- Meet with a financial planner to see where you are in terms of your retirement (are you on track) – meet with a fiduciary (not just product pusher), fee-based, CFP, CPA/PFS, etc.
- On Track – Change savings, Hurdle Rate, Goals
- Pension/Social Security Maximization
- Risk Management
- Retirement Budget
- Optimized Tax Distribution Plan in Retirement (like STA’s R.I.T.E Plan™)
- Start college savings plan
- UTMA, 529 Plan, Pre-Paid college plans – START EARLY
- Review and assure year-end 529 Plan distributions (match expenses to distributions)
- Review available Tax Credits/Deductions (many have income limitations)
- Student Loan interest
- American Opportunity Credit
- Lifetime Learning Credit
- Research available grants and/or other financial aid.
Other Planning – Tax, Estate and Risk Management:
- Review your Estate Plan and get a Will done – best if with an attorney, but if you can’t afford an attorney right now, consider online services like LegalZoom (it is better than nothing).
- Sit with your insurance agent:
- Do you have enough life insurance (when considering work)?
- Have you considered or do you have disability and long-term care Insurance?
- Are there in your property-casualty coverages (car, home, umbrella, professional, etc.)?
- Review your 2016 Tax Return and Meet with Tax Team:
- Review these Year-End Tax Planning Basics.
- Consider year-end Charitable Planning – if needed and desired consider Donor Advised Fund (especially if you want to give a lot for tax planning and have not identified charities)
- Review your portfolio’s tax situation and consider Year-end Tax Loss Harvesting and “Tax Placement” changes between your retirement and taxable accounts
The information herein has been obtained from sources believed to be reliable, but we do not guarantee its accuracy or completeness.
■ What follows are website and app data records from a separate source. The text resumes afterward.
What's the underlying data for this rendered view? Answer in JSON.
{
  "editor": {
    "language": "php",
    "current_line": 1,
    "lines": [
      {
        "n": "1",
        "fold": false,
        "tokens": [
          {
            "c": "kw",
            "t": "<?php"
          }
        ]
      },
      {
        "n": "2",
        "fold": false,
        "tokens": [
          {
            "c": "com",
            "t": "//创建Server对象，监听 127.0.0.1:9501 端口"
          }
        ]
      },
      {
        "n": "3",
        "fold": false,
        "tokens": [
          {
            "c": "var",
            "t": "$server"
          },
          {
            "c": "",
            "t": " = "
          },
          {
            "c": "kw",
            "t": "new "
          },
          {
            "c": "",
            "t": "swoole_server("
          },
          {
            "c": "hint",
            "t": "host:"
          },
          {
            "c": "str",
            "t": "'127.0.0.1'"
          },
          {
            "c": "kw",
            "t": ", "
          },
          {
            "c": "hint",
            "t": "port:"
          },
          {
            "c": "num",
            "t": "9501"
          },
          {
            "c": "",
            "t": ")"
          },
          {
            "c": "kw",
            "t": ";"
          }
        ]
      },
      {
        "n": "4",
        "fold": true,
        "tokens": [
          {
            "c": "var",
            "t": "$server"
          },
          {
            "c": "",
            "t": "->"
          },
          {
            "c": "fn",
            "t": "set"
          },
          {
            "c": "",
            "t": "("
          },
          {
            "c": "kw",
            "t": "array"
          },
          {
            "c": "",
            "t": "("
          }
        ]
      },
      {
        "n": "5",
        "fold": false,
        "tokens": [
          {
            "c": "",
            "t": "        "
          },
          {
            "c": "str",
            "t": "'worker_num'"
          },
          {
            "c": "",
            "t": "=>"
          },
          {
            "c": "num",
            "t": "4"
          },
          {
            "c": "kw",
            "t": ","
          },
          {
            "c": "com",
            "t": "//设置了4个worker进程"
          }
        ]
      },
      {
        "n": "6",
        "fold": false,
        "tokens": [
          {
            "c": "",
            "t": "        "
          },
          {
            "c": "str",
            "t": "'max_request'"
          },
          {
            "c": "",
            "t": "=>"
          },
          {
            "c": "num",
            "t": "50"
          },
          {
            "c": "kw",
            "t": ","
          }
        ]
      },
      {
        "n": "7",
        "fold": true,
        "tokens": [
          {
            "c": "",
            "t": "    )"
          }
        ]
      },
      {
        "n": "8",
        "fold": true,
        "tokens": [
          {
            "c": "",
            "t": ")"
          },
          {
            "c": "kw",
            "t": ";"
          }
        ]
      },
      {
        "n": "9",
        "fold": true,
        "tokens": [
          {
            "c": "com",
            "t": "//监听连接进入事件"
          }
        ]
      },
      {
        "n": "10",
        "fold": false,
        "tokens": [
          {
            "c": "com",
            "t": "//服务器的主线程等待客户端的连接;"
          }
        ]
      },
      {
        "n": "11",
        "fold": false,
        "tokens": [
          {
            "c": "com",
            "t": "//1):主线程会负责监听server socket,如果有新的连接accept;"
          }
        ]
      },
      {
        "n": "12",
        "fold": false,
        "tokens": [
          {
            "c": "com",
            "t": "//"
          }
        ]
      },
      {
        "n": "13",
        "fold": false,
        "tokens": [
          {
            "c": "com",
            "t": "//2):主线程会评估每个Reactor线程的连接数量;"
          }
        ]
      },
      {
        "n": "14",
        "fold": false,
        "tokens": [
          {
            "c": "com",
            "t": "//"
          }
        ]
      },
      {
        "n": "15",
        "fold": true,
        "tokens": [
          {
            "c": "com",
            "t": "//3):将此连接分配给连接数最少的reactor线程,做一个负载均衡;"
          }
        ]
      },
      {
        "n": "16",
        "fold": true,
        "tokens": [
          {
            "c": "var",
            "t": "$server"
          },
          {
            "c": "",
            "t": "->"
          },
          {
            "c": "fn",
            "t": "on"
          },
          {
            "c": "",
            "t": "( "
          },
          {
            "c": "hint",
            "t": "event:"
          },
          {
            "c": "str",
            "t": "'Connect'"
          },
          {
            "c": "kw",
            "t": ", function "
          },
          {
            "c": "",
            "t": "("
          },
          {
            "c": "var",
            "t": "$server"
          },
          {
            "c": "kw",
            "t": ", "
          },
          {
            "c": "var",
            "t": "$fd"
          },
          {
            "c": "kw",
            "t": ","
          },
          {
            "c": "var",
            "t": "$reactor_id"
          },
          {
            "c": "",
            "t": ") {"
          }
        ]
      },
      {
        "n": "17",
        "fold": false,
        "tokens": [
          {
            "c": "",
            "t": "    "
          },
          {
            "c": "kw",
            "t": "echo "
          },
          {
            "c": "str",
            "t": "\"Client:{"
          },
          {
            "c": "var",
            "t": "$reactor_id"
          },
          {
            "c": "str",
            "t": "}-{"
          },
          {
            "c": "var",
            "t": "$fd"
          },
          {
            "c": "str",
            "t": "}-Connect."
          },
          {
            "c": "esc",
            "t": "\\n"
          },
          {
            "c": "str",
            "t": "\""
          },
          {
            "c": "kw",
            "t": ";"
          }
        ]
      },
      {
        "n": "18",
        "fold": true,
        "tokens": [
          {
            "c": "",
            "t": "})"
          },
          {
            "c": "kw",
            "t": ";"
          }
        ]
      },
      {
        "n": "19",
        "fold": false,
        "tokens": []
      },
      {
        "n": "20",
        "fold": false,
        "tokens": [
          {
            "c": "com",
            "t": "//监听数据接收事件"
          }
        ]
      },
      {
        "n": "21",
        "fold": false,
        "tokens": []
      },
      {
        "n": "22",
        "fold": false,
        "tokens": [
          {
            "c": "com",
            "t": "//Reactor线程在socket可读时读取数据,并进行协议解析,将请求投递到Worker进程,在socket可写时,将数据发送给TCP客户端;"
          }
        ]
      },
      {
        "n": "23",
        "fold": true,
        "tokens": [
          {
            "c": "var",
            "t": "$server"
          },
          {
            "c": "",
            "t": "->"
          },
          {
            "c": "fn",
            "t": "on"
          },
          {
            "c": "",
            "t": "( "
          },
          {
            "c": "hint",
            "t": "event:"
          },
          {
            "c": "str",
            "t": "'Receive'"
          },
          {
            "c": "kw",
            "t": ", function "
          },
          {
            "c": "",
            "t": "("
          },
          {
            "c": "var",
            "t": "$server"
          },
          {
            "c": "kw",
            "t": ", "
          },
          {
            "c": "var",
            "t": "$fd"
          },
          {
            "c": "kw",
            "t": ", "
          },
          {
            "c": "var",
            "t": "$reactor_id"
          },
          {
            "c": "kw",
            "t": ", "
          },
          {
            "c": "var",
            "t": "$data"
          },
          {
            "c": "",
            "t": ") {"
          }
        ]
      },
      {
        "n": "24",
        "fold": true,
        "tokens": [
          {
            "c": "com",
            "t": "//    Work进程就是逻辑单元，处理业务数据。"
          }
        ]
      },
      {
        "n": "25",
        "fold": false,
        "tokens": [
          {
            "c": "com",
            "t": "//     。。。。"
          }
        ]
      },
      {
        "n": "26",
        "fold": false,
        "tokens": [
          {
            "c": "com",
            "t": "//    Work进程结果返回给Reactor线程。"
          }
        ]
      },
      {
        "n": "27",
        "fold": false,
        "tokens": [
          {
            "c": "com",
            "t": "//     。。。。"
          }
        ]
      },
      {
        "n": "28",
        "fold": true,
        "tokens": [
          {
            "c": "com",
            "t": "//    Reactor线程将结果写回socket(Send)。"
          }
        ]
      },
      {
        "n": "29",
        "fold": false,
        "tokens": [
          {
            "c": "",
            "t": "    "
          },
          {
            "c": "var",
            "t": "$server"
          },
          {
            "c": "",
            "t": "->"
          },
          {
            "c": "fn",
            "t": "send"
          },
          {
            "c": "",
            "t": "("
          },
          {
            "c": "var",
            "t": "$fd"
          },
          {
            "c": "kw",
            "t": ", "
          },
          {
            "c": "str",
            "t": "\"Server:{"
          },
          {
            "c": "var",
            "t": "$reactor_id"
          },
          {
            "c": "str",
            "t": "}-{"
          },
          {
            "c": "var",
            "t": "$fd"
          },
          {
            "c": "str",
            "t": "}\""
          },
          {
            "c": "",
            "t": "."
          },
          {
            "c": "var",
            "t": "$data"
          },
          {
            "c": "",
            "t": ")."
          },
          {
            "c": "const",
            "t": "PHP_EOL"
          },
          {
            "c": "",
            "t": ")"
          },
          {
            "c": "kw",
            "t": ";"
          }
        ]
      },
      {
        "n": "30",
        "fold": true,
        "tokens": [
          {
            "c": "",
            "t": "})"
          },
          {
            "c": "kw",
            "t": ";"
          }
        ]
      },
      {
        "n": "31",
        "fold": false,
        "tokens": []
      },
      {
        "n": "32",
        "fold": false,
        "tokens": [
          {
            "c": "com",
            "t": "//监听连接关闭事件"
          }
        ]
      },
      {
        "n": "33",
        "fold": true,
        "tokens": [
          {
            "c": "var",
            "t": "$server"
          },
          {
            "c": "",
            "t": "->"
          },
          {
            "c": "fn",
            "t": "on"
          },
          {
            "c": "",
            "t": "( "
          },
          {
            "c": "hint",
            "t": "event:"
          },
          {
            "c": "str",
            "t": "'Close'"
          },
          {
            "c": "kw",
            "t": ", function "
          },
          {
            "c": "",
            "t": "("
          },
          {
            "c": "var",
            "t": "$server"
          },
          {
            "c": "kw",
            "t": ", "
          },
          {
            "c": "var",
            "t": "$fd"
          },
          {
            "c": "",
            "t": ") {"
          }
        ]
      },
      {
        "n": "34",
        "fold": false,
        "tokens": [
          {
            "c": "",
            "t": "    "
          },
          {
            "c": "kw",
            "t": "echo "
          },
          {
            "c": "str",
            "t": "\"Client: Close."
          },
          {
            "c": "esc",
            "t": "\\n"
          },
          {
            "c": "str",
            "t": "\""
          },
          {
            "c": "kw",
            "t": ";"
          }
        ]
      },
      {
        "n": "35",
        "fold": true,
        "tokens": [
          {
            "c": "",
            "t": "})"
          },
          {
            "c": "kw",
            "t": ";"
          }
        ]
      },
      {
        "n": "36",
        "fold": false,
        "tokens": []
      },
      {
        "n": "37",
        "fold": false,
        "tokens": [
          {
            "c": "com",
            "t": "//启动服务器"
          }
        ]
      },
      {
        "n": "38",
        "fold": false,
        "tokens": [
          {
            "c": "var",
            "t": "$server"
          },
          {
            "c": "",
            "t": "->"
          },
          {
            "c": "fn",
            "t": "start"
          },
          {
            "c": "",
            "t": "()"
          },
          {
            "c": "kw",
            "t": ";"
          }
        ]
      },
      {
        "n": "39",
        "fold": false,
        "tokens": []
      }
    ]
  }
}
Neither the information nor any opinion expressed constitutes a solicitation for the purchase or sale of any security. Please remember that past performance may not be indicative of future results. Different types of investments involve varying degrees of risk, and there can be no assurance that the future performance of any specific investment, investment strategy, or product (including the investments and/or investment strategies recommended or undertaken by STA Wealth Management, LLC), or any non-investment related content, made reference to directly or indirectly in this presentation will be profitable, equal any corresponding indicated historical performance level(s), be suitable for your portfolio or individual situation, or prove successful. Due to various factors, including changing market conditions and/or applicable laws, the content may no longer be reflective of current opinions or positions. Moreover, you should not assume that any discussion or information contained in this presentation serves as the receipt of, or as a substitute for, personalized investment advice from STA Wealth Management, LLC. To the extent that a reader has any questions regarding the applicability of any specific issue discussed above to his/her individual situation, he/she is encouraged to consult with the professional advisor of his/her choosing. STA Wealth Management, LLC is neither a law firm nor a certified public accounting firm and no portion of this article should be construed as legal or accounting advice. A copy of the STA Wealth Management, LLC’s current written disclosure statement discussing our advisory services and fees is available for review upon request. ALL INFORMATION PROVIDED HEREIN IS FOR EDUCATIONAL PURPOSES ONLY – USE ONLY AT YOUR OWN RISK AND PERIL.